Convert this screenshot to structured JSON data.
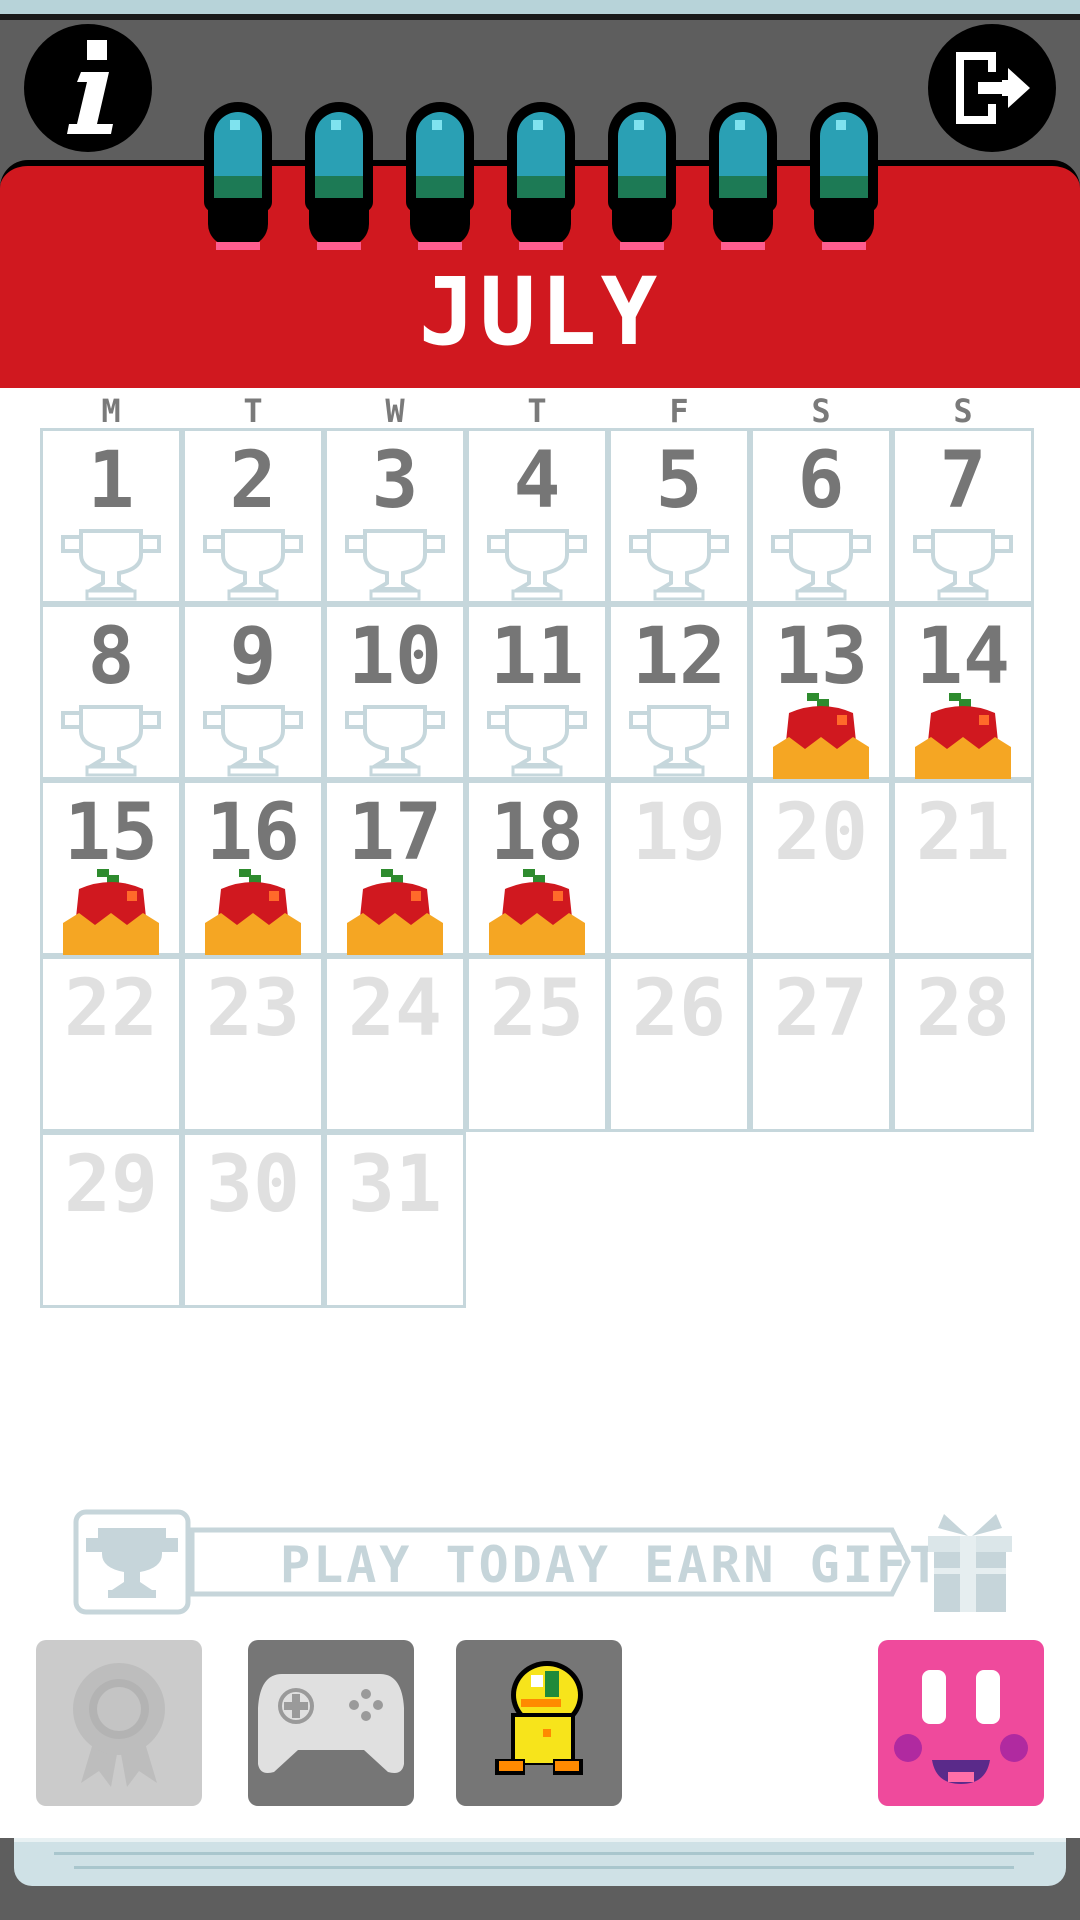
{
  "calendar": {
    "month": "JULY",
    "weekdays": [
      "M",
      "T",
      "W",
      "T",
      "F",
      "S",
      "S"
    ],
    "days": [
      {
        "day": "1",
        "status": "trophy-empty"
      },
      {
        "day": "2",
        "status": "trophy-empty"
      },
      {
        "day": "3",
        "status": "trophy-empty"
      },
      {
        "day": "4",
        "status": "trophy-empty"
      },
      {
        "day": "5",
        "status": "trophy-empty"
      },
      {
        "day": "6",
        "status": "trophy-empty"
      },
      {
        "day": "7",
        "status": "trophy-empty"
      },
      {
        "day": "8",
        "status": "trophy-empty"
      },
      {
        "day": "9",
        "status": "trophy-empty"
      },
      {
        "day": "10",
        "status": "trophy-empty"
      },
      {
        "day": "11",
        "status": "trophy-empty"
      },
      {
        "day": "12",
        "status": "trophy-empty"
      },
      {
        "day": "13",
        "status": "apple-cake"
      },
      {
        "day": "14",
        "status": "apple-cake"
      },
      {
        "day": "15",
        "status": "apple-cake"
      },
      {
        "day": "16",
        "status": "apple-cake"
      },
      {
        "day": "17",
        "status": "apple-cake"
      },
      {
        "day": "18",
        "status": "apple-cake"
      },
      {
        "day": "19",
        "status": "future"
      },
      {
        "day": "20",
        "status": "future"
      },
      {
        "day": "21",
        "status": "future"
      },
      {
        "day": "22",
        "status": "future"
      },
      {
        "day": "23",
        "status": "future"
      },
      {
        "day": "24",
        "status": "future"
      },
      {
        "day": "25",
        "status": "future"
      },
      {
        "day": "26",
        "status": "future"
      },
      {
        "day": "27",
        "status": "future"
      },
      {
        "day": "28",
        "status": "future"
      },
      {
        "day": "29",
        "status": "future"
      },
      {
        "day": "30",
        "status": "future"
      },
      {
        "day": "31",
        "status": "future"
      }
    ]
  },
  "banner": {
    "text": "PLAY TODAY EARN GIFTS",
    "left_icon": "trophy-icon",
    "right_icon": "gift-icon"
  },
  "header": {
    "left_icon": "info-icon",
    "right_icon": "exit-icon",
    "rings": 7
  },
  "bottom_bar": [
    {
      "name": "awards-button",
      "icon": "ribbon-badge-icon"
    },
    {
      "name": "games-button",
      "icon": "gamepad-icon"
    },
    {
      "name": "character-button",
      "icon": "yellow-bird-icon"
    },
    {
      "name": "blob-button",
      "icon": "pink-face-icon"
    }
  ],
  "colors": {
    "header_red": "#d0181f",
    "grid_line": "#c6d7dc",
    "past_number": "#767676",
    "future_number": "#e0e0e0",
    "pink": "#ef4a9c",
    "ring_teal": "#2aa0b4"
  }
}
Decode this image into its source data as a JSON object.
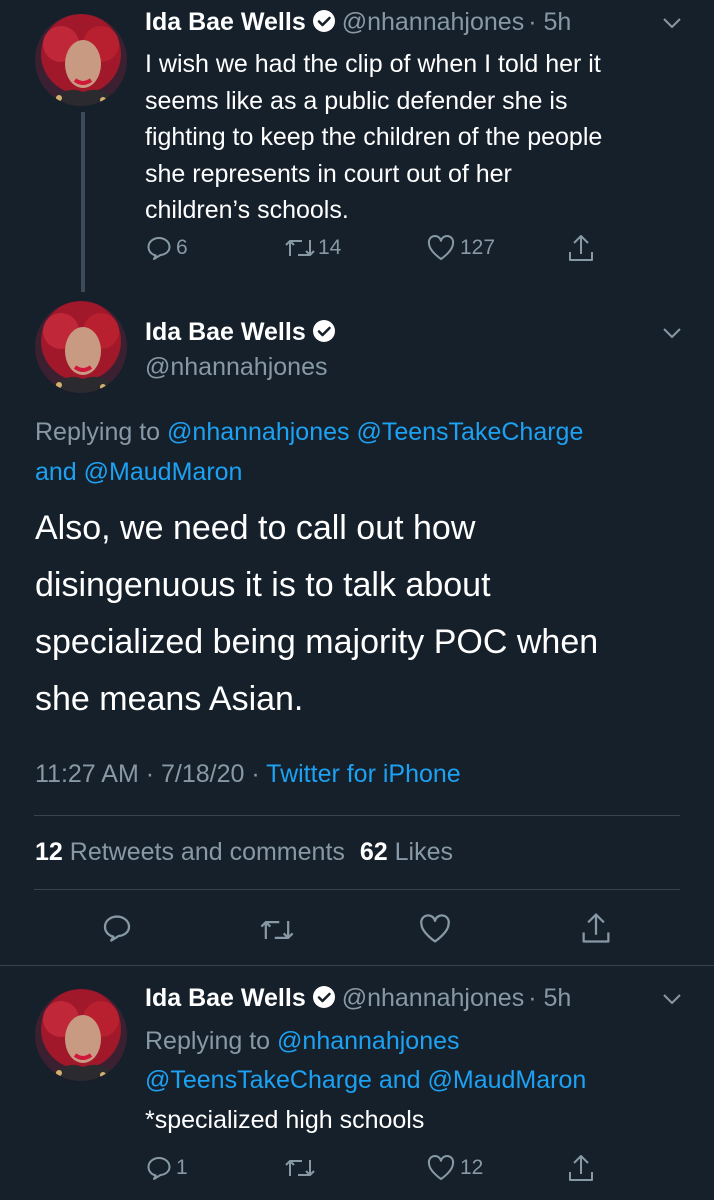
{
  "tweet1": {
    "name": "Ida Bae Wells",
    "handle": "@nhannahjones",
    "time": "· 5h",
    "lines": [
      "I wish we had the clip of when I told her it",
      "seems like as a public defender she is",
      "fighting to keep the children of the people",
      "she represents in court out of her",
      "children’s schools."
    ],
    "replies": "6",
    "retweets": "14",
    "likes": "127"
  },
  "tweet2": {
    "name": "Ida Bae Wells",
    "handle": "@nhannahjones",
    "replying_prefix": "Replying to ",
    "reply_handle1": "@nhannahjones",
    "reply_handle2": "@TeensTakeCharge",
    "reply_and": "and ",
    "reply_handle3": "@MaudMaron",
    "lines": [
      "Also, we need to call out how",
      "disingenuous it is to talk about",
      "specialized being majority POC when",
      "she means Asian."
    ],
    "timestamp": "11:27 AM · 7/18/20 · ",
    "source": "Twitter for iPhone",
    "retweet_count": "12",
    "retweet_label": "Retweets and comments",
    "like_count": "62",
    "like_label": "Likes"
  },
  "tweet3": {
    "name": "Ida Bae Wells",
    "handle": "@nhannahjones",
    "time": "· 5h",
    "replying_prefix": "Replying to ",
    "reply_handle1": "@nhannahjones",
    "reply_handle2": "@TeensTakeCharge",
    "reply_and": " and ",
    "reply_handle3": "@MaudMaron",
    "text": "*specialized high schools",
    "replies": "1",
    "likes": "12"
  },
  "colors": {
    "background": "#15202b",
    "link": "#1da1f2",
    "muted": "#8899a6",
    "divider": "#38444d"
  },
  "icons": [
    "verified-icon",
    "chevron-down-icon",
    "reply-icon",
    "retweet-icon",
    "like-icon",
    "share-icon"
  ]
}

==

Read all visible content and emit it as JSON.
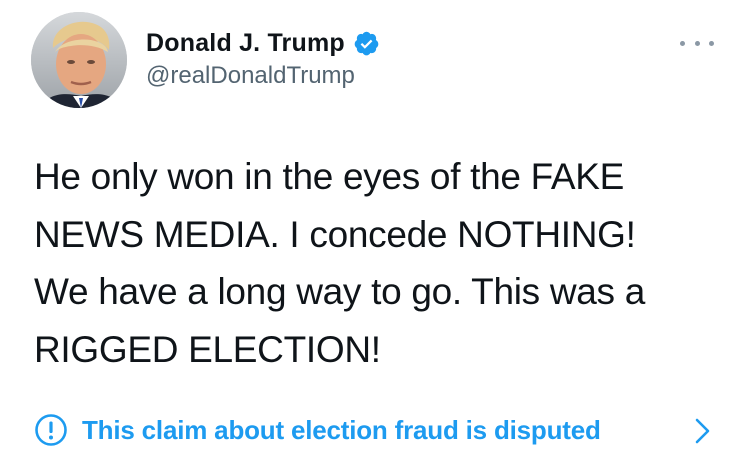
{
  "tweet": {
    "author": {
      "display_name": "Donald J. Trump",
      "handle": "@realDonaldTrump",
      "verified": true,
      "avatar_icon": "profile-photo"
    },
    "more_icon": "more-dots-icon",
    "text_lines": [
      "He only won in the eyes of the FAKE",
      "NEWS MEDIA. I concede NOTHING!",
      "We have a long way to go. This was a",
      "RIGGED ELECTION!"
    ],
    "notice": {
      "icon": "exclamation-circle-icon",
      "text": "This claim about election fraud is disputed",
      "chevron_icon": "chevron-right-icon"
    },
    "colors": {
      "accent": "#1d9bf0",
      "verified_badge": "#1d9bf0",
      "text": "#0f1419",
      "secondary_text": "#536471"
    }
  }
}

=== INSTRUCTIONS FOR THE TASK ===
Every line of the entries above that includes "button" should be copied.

=== RESPONSE AREA ===
      "name": "awards-button",
      "name": "games-button",
      "name": "character-button",
      "name": "blob-button",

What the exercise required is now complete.